The welfare of this church, it is true, lay so near my heart, that for its sake I would not have hesitated to lay down my life; but my timidity nevertheless suggested to me many reasons for excusing myself from again willingly taking upon my shoulders so heavy a burden. At length, however, a solemn and conscientious regard to my duty, prevailed with me to consent to return to the flock from which I had been torn; but with what grief, tears, great anxiety and distress I did this, the Lord is my best witness, and many godly persons who would have wished to see me delivered from this painful state, had it not been that that which I feared, and which made me give my consent, prevented them and shut their mouths. Were I to narrate the various conflicts by which the Lord has exercised me since that time, and by what trials he has proved me, it would make a long history. But that I may not become tedious to my readers by a waste of words, I shall content myself with repeating briefly what I have touched upon a little before, that in considering the whole course of the life of David, 15 it seemed to me that by his own footsteps he showed me the way, and from this I have experienced no small consolation.
John Calvin, Commentary On The Psalms, Vol 1, Preface,

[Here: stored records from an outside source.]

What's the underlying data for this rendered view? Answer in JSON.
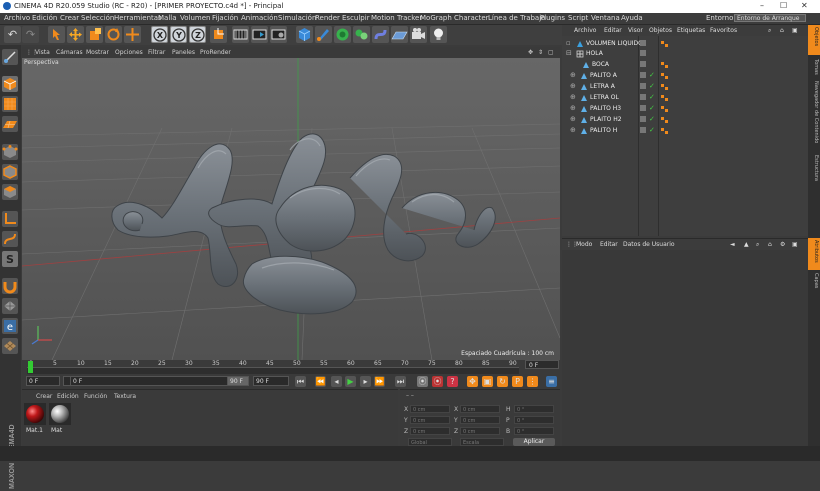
{
  "window": {
    "title": "CINEMA 4D R20.059 Studio (RC - R20) - [PRIMER PROYECTO.c4d *] - Principal"
  },
  "menu": [
    "Archivo",
    "Edición",
    "Crear",
    "Selección",
    "Herramientas",
    "Malla",
    "Volumen",
    "Fijación",
    "Animación",
    "Simulación",
    "Render",
    "Esculpir",
    "Motion Tracker",
    "MoGraph",
    "Character",
    "Línea de Trabajo",
    "Plugins",
    "Script",
    "Ventana",
    "Ayuda"
  ],
  "layout": {
    "label": "Entorno:",
    "value": "Entorno de Arranque"
  },
  "viewport": {
    "menu": [
      "Vista",
      "Cámaras",
      "Mostrar",
      "Opciones",
      "Filtrar",
      "Paneles",
      "ProRender"
    ],
    "label": "Perspectiva",
    "grid_spacing": "Espaciado Cuadrícula : 100 cm"
  },
  "timeline": {
    "ticks": [
      "0",
      "5",
      "10",
      "15",
      "20",
      "25",
      "30",
      "35",
      "40",
      "45",
      "50",
      "55",
      "60",
      "65",
      "70",
      "75",
      "80",
      "85",
      "90"
    ],
    "current_frame": "0 F",
    "start_frame": "0 F",
    "range_start": "0 F",
    "range_end": "90 F",
    "end_frame": "90 F"
  },
  "materials": {
    "menu": [
      "Crear",
      "Edición",
      "Función",
      "Textura"
    ],
    "items": [
      {
        "name": "Mat.1",
        "color": "#c0181a"
      },
      {
        "name": "Mat",
        "color": "#b8b8b8"
      }
    ]
  },
  "coordinates": {
    "rows": [
      {
        "a": "X",
        "av": "0 cm",
        "b": "X",
        "bv": "0 cm",
        "c": "H",
        "cv": "0 °"
      },
      {
        "a": "Y",
        "av": "0 cm",
        "b": "Y",
        "bv": "0 cm",
        "c": "P",
        "cv": "0 °"
      },
      {
        "a": "Z",
        "av": "0 cm",
        "b": "Z",
        "bv": "0 cm",
        "c": "B",
        "cv": "0 °"
      }
    ],
    "mode": "Global",
    "scale": "Escala",
    "apply": "Aplicar"
  },
  "objects": {
    "menu": [
      "Archivo",
      "Editar",
      "Visor",
      "Objetos",
      "Etiquetas",
      "Favoritos"
    ],
    "items": [
      {
        "name": "VOLUMEN LIQUIDO"
      },
      {
        "name": "HOLA"
      },
      {
        "name": "BOCA"
      },
      {
        "name": "PALITO A"
      },
      {
        "name": "LETRA A"
      },
      {
        "name": "LETRA OL"
      },
      {
        "name": "PALITO H3"
      },
      {
        "name": "PLAITO H2"
      },
      {
        "name": "PALITO H"
      }
    ]
  },
  "attributes": {
    "menu": [
      "Modo",
      "Editar",
      "Datos de Usuario"
    ]
  },
  "right_tabs": [
    "Objetos",
    "Tomas",
    "Navegador de Contenido",
    "Estructura",
    "Atributos",
    "Capas"
  ],
  "colors": {
    "accent": "#f08a1c",
    "background": "#3b3b3b",
    "viewport": "#5b5b5b",
    "object": "#6e747a"
  },
  "logo": {
    "text": "MAXON CINEMA 4D"
  }
}
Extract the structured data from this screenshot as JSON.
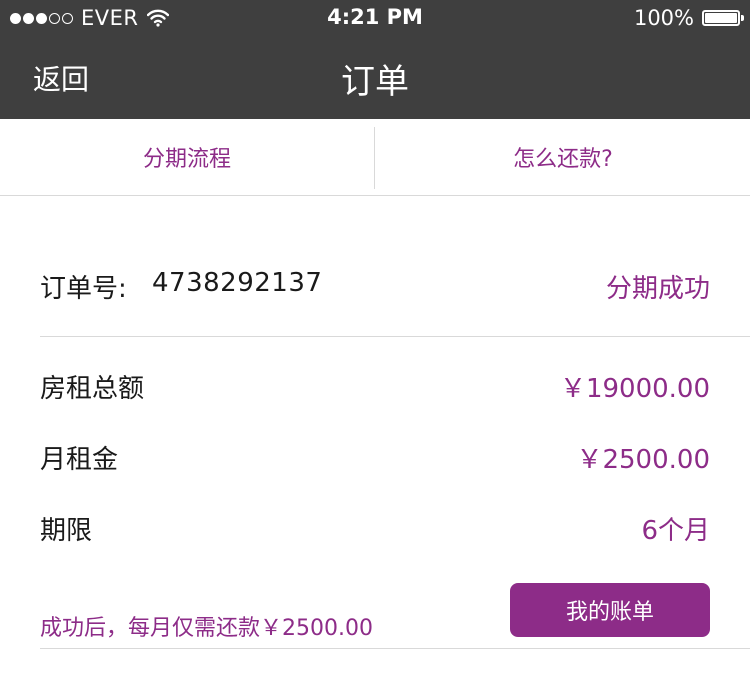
{
  "status_bar": {
    "signal_dots": [
      "filled",
      "filled",
      "filled",
      "empty",
      "empty"
    ],
    "carrier": "EVER",
    "time": "4:21 PM",
    "battery_percent": "100%",
    "battery_level": 1.0
  },
  "nav": {
    "back_label": "返回",
    "title": "订单"
  },
  "tabs": [
    {
      "label": "分期流程"
    },
    {
      "label": "怎么还款?"
    }
  ],
  "order": {
    "number_label": "订单号:",
    "number": "4738292137",
    "status": "分期成功",
    "details": [
      {
        "label": "房租总额",
        "value": "￥19000.00"
      },
      {
        "label": "月租金",
        "value": "￥2500.00"
      },
      {
        "label": "期限",
        "value": "6个月"
      }
    ],
    "footer_note": "成功后，每月仅需还款￥2500.00",
    "bill_button_label": "我的账单"
  },
  "colors": {
    "header_bg": "#3f3f3f",
    "accent": "#8d2c88",
    "divider": "#d9d9d9",
    "text": "#1a1a1a"
  },
  "icons": {
    "wifi": "wifi-icon",
    "battery": "battery-icon"
  }
}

Related: anabaptists, Commentary on Psalms, Conversion, Institutes of the Christian, John Calvin